This doesn’t mean you should completely forget about emailing prospective customers. Email remains one of the best ways to communicate and interact with your audience. It’s just that the days of spray-and-pray email are over. Instead, you need to update your approach to cold emailing — and converting — by taking the following steps.
Identify the ideal prospect.
This is obvious: If you manufactured pizza ovens, you’d want to connect with restaurants and pizzerias, not landscapers or physicians. In other words, only target the individuals or organizations that could benefit from what you’re selling. Take into consideration factors like location, demographics and interests. Think about the brands, style and tone of the customers you’d like to work with. If they don’t resonate with you, it’s best to look elsewhere.
Once you’ve narrowed your audience, find the right person within the organization to contact. Ideally, this is the person who will make the decision on whether to use your product or service. If you can’t connect with her, at least make an initial and genuine connection with someone within the organization who can introduce you to the main decision maker.

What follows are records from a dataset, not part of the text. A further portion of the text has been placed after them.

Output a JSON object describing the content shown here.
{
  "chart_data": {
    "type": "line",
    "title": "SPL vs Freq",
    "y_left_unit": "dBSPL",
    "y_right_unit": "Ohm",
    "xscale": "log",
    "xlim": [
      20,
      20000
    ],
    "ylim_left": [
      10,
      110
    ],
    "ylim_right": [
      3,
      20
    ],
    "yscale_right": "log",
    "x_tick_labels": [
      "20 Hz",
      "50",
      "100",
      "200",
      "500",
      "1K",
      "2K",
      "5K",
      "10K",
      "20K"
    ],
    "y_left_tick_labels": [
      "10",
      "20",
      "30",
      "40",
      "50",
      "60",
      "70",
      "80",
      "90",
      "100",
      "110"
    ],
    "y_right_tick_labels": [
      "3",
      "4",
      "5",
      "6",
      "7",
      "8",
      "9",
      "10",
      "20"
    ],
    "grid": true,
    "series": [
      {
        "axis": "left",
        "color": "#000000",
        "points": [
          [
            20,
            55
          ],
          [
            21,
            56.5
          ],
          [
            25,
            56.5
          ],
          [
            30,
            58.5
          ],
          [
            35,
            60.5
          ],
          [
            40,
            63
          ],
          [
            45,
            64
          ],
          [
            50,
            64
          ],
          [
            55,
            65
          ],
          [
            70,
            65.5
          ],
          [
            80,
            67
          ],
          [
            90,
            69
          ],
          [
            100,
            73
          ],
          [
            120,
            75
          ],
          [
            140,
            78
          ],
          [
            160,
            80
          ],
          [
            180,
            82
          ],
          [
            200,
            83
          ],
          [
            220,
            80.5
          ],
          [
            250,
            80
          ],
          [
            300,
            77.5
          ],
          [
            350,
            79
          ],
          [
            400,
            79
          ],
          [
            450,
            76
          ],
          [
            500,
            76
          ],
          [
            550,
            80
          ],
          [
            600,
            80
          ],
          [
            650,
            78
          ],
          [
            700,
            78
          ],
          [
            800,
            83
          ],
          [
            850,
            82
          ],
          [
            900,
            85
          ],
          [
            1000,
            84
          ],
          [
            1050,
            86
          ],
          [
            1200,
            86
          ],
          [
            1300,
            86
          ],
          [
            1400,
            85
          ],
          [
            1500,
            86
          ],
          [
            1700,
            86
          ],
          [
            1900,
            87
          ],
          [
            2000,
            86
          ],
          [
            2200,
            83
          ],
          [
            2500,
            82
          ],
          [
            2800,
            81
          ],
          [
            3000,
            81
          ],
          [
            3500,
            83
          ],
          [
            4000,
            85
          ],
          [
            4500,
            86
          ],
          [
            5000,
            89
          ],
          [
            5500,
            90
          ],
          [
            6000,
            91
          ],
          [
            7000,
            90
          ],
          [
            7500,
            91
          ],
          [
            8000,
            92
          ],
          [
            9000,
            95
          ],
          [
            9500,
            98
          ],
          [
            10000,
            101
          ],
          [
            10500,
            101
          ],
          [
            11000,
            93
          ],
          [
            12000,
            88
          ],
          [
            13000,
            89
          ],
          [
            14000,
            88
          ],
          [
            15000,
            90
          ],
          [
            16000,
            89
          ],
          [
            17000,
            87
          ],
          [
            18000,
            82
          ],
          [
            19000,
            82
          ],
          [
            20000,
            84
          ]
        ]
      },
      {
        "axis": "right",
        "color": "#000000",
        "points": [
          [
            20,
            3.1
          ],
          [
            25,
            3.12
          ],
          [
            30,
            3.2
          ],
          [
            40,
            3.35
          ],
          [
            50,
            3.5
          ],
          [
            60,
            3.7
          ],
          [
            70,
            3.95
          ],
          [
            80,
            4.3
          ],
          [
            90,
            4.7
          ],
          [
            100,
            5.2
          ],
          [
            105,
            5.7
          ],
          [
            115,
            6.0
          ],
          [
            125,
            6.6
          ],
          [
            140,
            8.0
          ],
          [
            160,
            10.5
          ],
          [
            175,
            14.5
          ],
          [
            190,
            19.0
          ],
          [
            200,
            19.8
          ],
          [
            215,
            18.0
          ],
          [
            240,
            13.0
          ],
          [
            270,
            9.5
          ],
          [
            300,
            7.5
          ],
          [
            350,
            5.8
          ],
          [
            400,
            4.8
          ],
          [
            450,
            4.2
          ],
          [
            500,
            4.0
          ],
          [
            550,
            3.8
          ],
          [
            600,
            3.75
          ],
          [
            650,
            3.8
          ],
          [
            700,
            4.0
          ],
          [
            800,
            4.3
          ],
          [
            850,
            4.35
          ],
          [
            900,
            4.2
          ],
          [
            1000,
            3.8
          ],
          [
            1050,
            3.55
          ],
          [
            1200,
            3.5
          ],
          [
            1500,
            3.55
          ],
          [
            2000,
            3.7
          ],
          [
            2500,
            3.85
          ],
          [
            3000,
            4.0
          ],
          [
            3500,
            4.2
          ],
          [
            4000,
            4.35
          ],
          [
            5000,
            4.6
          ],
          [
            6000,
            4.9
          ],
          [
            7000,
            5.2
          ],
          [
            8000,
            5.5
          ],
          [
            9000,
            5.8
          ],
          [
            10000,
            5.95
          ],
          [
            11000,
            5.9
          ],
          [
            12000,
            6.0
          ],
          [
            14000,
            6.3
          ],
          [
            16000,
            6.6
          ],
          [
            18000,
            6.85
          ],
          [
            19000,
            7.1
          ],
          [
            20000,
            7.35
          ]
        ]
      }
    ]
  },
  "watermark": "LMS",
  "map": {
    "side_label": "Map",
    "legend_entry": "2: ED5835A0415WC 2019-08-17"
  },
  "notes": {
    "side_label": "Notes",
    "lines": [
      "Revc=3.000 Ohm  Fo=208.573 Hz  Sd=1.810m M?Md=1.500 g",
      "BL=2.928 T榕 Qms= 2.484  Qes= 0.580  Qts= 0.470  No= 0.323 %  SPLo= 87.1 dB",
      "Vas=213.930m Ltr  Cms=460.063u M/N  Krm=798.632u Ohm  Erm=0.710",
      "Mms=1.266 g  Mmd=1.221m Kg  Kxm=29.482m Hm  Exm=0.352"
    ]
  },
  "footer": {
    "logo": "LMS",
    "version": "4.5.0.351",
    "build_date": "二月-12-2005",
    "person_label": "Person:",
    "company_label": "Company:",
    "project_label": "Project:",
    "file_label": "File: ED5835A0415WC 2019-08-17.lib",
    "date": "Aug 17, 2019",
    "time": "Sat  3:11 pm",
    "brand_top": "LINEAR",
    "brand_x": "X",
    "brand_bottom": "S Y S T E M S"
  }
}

The good news is that tools like LinkedIn have made this more convenient — just search for the job title you’re looking for within an organization to locate the relevant person you need to contact.
Map out what your prospects care about.
After you have identified your ideal prospect and know who to contact, think about what keeps her up at night and how you can help her solve this pain point. For example, if you’re an attorney specializing in small business and you just read in the local paper that a small business is being sued by a customer, that’s a problem you could help with. If you offer cybersecurity services, think about the repercussions virus-infected businesses face and how you can prevent them.
Get their email address.
Now you need to go out and get those email addresses. Start by installing the free Sales Navigator for Gmail extension from LinkedIn. It provides a sidebar inside your Gmail account so you can see a person’s LinkedIn profile data, as well as icebreakers like connections and interests.
If, for some reason, a person’s…